Thousands gathered in midtown Manhattan on Friday for a “rally to stand up with Gaza against Israeli crimes,” as the protest billed itself on Facebook. Organized by an umbrella group called “NYC 4 Gaza,” the rally featured speakers from across the city’s left, who repeatedly called for an end to US financial and military support for Israel. Meanwhile, at a smaller counter-protest two blocks away, approximately 250 pro-Israeli activists waved flags and chanted prayers in solidarity with the Jewish state. One impassioned woman held up a photograph of her cousin, an Israeli Defense Forces soldier currently serving in Gaza.
At 6:30 PM, the pro-Palestinian protesters began their scheduled march toward the headquarters of the conservative cable network Fox News. A young Egyptian protester named Habiba, age 14, was surprised not only by the turnout but by the composition of the crowd. “I’m realizing that it’s not only Arabs who are here,” she said. “More of everybody. More Americans.” Noting that her family was from the region, but not from Palestine itself, she added, “We’re all together. We’re all united.”
Another protester, a 66–year–old artist named Thomas Cox, pointed to the United States’s close relationship with Israel as reason for the outcry among Americans. “There’s a rising recognition of what’s going on over [in Gaza], and a recognition that American funding is making it possible. And there’s more and more resistance, more and more outrage that we’re involved in something that’s…against all basic human rights and international law.”
The protest took place only hours after the breakdown of a humanitarian ceasefire between Israel and Hamas. The agreement fell apart due to a reported attack on Israeli soldiers in Gaza’s southern border town of Rafah, which prompted an Israeli assault that killed 70 Palestinians and injured 350 more. This harrowing news produced a palpable sense of anger and exasperation among the crowd, with repeated chants of the phrase, “When people are occupied, resistance is justified.” A 51–year–old Jordanian-Palestinian, Alia Jalud, explained Hamas’s ongoing, violent response to the weeks of Israeli incursion: “if you rob somebody of their land and their humanity and their religion, you’re going to have some kind of a backlash. And that’s normal for any human being.”

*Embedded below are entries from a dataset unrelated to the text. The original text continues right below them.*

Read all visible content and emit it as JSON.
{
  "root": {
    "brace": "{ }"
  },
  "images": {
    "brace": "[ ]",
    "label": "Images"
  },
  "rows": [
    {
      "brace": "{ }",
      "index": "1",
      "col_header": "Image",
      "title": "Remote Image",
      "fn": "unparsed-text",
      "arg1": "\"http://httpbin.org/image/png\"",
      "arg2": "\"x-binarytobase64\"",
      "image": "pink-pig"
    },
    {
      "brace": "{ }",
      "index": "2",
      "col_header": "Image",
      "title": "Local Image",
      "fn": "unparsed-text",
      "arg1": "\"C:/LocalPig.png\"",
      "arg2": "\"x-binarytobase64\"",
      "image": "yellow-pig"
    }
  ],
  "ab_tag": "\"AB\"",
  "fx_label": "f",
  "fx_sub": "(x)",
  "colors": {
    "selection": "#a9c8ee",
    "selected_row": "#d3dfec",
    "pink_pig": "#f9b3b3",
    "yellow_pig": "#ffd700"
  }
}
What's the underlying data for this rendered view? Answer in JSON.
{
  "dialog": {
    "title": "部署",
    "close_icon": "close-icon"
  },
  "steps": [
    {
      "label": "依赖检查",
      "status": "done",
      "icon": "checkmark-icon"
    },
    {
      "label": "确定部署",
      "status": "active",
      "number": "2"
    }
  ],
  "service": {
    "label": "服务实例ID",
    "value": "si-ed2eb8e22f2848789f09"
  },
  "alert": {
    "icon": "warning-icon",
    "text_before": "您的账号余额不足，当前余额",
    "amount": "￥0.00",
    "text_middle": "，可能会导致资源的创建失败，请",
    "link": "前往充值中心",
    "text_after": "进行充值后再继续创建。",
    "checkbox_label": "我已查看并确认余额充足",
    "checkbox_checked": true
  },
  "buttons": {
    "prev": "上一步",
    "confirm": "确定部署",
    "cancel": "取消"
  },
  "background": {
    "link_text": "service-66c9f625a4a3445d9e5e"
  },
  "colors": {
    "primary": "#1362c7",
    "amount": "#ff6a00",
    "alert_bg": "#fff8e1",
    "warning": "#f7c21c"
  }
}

While understandable in light of the circumstances, this permissive attitude toward Hamas-incurred violence—especially that which targets civilians—casts doubt on the possibility for a negotiated peace. Of course, one can level the same criticism at an Israeli population which overwhelmingly supports the ground invasion. And, of course, a clear power disparity separates the US-backed Israeli military and the relatively poor, ill-equipped Palestinians. Since recent negotiations have been largely unfruitful for the latter, they threaten to preserve a status quo that many deem inhumane and unjust. Tomorrow I will post a Buddhist commentary on the violence of this conflict, and how one might assess it with twinned compassion and discernment.